The leading biax film stretching line producers are all European companies and in other regions of the world film extruders are often reliant on imported technology like yours. Do you expect viable equipment manufacturers to emerge in other regions in the future?
There are some Asian producers of film stretching lines, however, due to the combination of high complexity and the relatively small number of lines sold, the number of film stretching line producers is rather limited. The complexity of a biaxial film stretching line can easily be underestimated. Furthermore, the lines are expected to run for many years, and a reliable and experienced partner that offers long-term service and support is something appreciated by many film producers.
What trends do you see in flexible packaging that are likely to have an impact on equipment needs? Which end use applications are driving demand?
There is a trend towards further optimizing all kinds of different film properties, for instance mechanical properties, barrier, optical properties, etc. In terms of applications, it is interesting to observe the wide variety of uses for biaxially stretched films. Nevertheless, a main driving factor is still its use as a flexible packaging material for food.

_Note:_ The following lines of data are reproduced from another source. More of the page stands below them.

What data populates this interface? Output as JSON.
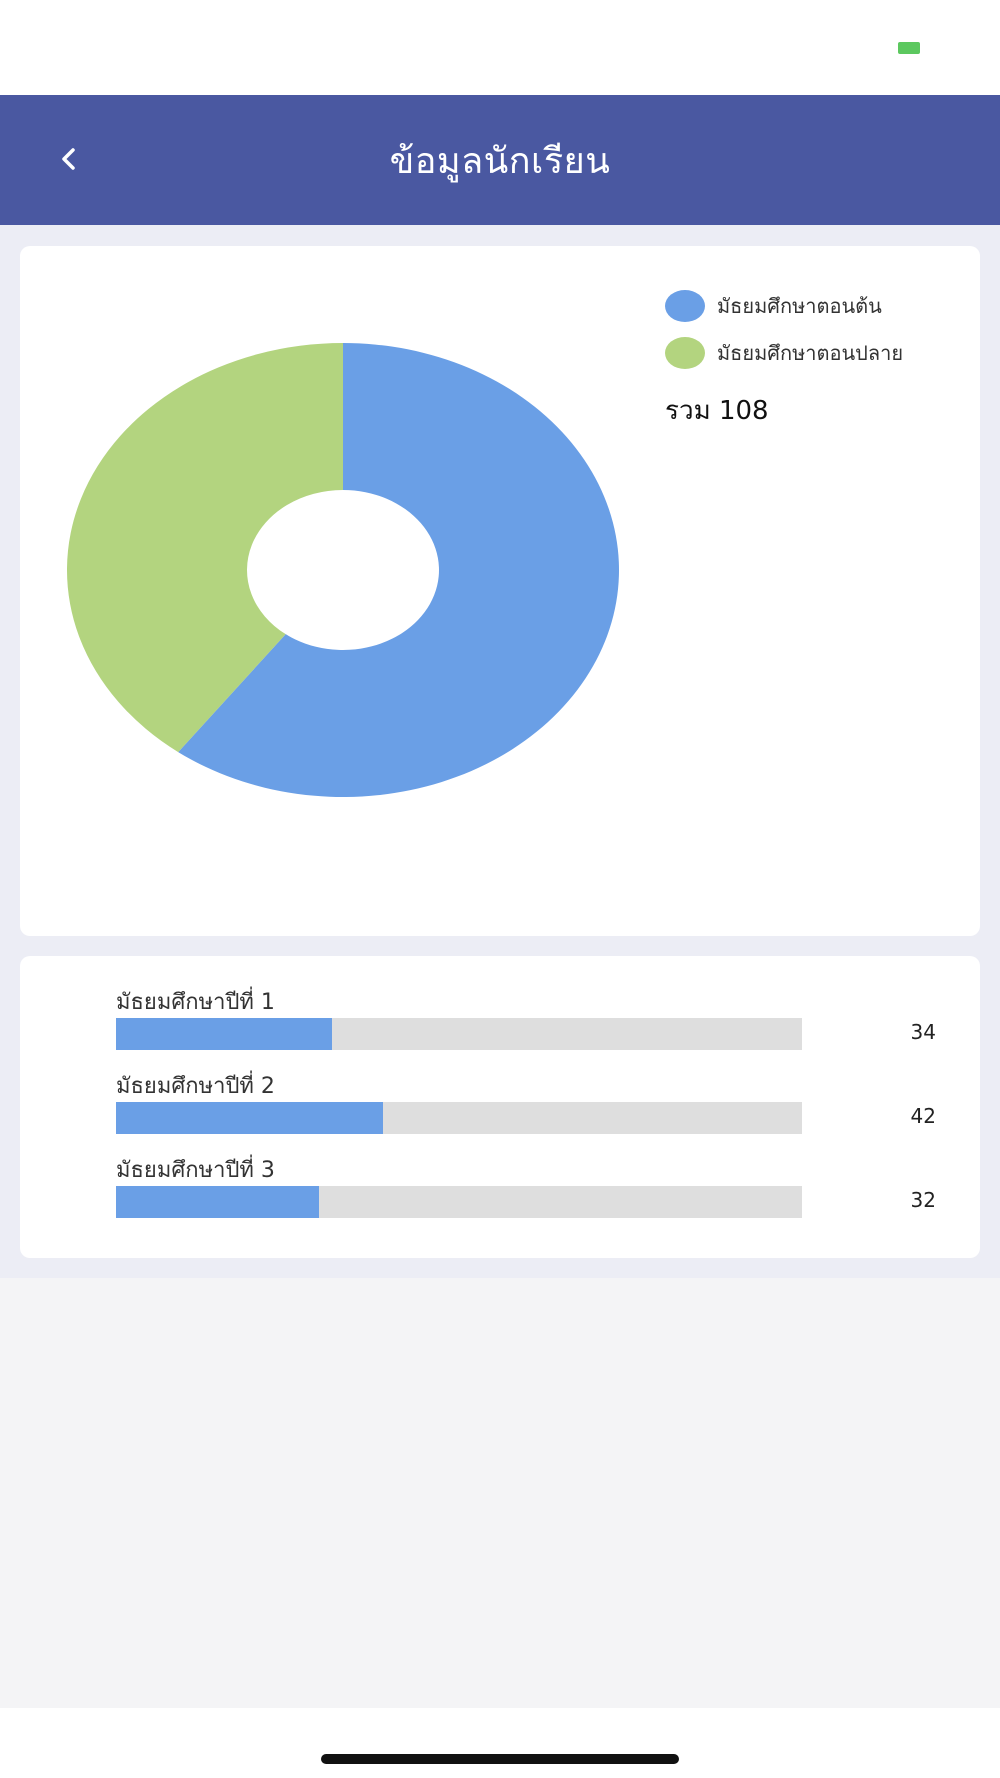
{
  "nav": {
    "title": "ข้อมูลนักเรียน",
    "back_icon": "chevron-left-icon"
  },
  "status": {
    "battery_color": "#5cc85f"
  },
  "colors": {
    "nav_bg": "#4a58a1",
    "lower_secondary": "#6a9fe6",
    "upper_secondary": "#b3d47f",
    "track": "#dedede"
  },
  "chart_data": [
    {
      "type": "pie",
      "style": "donut",
      "labels": [
        "มัธยมศึกษาตอนต้น",
        "มัธยมศึกษาตอนปลาย"
      ],
      "values": [
        65,
        43
      ],
      "colors": [
        "#6a9fe6",
        "#b3d47f"
      ],
      "legend_position": "top-right"
    },
    {
      "type": "bar",
      "orientation": "horizontal",
      "categories": [
        "มัธยมศึกษาปีที่ 1",
        "มัธยมศึกษาปีที่ 2",
        "มัธยมศึกษาปีที่ 3"
      ],
      "values": [
        34,
        42,
        32
      ],
      "xlim": [
        0,
        108
      ],
      "color": "#6a9fe6"
    }
  ],
  "donut": {
    "total_text": "รวม 108"
  },
  "bars": {
    "value_labels": [
      "34",
      "42",
      "32"
    ]
  }
}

With film producers and converters ever more aware of driving production efficiencies and profitability coupled with increasing focus on sustainability and waste reduction, as an equipment manufacturer how are you responding to these challenges?
For us it is very important to understand and implement the demands our customers have. We devote a great deal of development to further optimizing production efficiency without compromising on environmental issues. In fact, nowadays almost all the waste produced within a film stretching site is reused as raw material.
What are your expectations of biax film producers and how can they best support your activities? If you could change or improve one aspect of how biax film producers interact with you, what would that be and why?
We as film stretching line manufacturers are not in a position to tell the film producers how to act and interact with film stretching line manufacturers. That being said, we think it is always beneficial for both sides if the interaction is close and trusting.
Given your long-term involvement in biax film, what keeps you passionate about the industry?
It is very pleasing to see how certain film manufacturers have grown steadily to become global players, and how this success has often been based on DORNIER lines in terms of equipment. The long-term partnership that often results from a first project is appealing, and something special to the industry. From a technological point of view, the film stretching process may appear to be simple at first sight but is in fact incredibly rich, versatile, and fascinating. In the production of a simple biaxially stretched film there is a lot of technology involved and all the pieces have to fit together.
What do you consider to be the main challenges that your business faces? Or put another way, what keeps you awake at night?
The trend towards reducing the negative environmental aspects of plastic waste will probably continue to grow, which may trigger some disruptive changes one has to be prepared for. Nevertheless, the biaxial stretching process as a whole has proven to be very robust against displacement by other technologies, because it combines low production costs and high-quality plastic films better than other competing technologies and materials. The big challenge for the entire packaging industry will be to make people more aware of the value that packaging materials undoubtedly have, and that includes both the functional value as food protection and the material value after use.